The GAP/LANDFIRE National Terrestrial Ecosystems data layer provides detailed information about the vegetation of the United States. The spatial data layer was created using Landsat satellite imagery and a detailed vegetation and land use classification system. The national extent allows data users to make conservation or land use planning decisions for the entire range of a habitat type across administrative boundaries. The current version of the GAP/LANDFIRE National Ecosystems 2011 is the result of our work to update the circa 2001 land cover (Ver. 2) so that it was contemporary with the ground conditions in the NLCD 2011 land cover. The 2001 data were examined for disagreement with NLCD general land cover. The urban, agriculture, and water classes were taken directly from the NLCD 2011 product and incorporated into the updated data layer. For areas not mapped by GAP in the 2001 product, data from the 2010 LANDFIRE project were used. Data from LANDFIRE were also used for Alaska and areas of the continental United States where ecological system-level GAP data has not yet been developed. The data layer is a seamless representation of ecological system distributions across the continental United States and Alaska. In Hawaii, data created by the Hawaii GAP project was used. This data set uses a classification system developed by the project for Hawaii and not the ecological system.

The Alaska and Continental U.S. portion of the data set contains 680 Ecological systems and 28 land use, introduced vegetation, or disturbed classes. The Hawaii data contains 28 natural vegetation classes and nine land use, introduced vegetation, or disturbed classes.

Frequently, this high number of classes provides a level of detail that exceeds a user’s needs. To accommodate these users, we have cross-walked the ecological system level data to the six highest levels of the National Vegetation Classification System (USNVC). The vegetation features used to distinguish these classes range from growth form and climate regimes at the Class level to regional differences in substrate and hydrology at the Macrogroup and Group level.

Features used to delineate National Vegetation Classification (NVC) levels:

Class

dominant general growth forms adapted to basic moisture, temperature, and/or substrate or aquatic

Subclass

global macroclimatic factors driven primarily by latitude and continental position, or reflect overriding substrate or aquatic conditions

Formation

global macroclimatic conditions as modified by altitude, seasonality of precipitation, substrates, hydrological conditions

Division

continental differences in mesoclimate, geology, substrates, hydrology, disturbance regimes

Macrogroup

sub-continental to regional differences in mesoclimate, geology, substrates, hydrology, disturbance regimes

Group

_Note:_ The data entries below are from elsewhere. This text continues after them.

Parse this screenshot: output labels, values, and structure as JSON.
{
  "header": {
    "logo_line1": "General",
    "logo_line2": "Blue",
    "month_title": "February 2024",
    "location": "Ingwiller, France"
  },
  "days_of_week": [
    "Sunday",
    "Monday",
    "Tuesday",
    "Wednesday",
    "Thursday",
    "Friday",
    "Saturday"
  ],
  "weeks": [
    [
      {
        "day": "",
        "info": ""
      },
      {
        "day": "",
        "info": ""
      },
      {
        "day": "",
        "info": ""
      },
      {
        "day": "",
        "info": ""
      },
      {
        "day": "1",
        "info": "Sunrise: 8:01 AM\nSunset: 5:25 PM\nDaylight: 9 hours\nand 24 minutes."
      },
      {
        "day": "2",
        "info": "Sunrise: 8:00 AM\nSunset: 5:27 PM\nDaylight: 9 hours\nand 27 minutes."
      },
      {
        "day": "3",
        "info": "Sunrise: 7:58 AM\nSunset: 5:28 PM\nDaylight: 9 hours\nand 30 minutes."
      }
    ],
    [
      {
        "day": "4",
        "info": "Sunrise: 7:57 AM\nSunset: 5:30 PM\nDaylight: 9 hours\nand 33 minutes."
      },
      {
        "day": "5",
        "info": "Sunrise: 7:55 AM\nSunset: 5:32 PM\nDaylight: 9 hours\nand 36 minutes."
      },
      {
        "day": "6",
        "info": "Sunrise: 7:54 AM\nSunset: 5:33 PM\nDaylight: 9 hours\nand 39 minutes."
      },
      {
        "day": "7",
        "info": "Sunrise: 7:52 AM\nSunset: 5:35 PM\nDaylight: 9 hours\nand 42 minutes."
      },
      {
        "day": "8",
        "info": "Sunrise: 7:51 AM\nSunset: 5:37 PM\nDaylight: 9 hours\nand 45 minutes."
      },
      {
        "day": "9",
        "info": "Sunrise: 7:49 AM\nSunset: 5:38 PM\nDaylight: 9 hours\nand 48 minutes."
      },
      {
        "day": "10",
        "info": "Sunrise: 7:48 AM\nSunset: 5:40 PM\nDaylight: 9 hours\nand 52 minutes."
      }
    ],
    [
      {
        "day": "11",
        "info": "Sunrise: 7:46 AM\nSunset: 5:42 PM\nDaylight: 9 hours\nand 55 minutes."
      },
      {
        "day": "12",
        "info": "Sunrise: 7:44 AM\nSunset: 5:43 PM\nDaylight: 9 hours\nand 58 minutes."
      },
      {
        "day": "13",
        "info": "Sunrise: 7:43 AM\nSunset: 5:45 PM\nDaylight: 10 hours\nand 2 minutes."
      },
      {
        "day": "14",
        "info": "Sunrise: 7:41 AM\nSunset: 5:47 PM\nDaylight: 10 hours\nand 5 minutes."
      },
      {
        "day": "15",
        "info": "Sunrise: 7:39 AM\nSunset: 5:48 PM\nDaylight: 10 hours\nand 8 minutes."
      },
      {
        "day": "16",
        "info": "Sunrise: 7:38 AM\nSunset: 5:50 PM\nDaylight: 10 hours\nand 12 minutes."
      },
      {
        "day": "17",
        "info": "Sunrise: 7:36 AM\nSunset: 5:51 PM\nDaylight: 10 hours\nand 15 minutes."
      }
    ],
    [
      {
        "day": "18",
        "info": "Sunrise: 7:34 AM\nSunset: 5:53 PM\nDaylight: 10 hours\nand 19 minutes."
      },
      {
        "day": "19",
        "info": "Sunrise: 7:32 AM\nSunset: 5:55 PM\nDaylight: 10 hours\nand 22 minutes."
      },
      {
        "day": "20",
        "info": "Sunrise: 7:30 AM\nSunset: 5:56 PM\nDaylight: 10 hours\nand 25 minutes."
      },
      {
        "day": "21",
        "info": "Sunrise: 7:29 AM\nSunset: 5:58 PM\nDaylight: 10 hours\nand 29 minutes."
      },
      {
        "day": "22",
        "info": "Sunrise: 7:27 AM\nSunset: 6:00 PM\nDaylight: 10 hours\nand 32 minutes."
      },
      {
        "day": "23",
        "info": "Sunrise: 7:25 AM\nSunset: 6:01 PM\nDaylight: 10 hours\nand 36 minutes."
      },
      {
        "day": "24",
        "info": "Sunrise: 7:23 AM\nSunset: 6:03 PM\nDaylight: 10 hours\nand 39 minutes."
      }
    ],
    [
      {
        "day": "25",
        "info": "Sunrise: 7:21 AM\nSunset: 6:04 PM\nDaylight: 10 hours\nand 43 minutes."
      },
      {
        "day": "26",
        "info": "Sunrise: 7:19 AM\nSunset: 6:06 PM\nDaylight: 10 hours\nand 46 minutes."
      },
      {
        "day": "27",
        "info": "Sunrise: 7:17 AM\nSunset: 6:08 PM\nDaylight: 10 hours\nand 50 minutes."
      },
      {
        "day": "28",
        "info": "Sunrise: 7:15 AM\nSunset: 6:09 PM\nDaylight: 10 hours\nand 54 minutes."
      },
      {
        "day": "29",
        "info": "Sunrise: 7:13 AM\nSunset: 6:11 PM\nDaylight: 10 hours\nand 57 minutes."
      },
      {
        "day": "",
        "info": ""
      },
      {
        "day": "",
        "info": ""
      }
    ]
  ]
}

regional differences in mesoclimate, geology, substrates, hydrology, disturbance regimes

How to Cite this Data Set
U.S. Geological Survey Gap Analysis Project, 20160513, GAP/LANDFIRE National Terrestrial Ecosystems 2011: U.S. Geological Survey, https://doi.org/10.5066/F7ZS2TM0.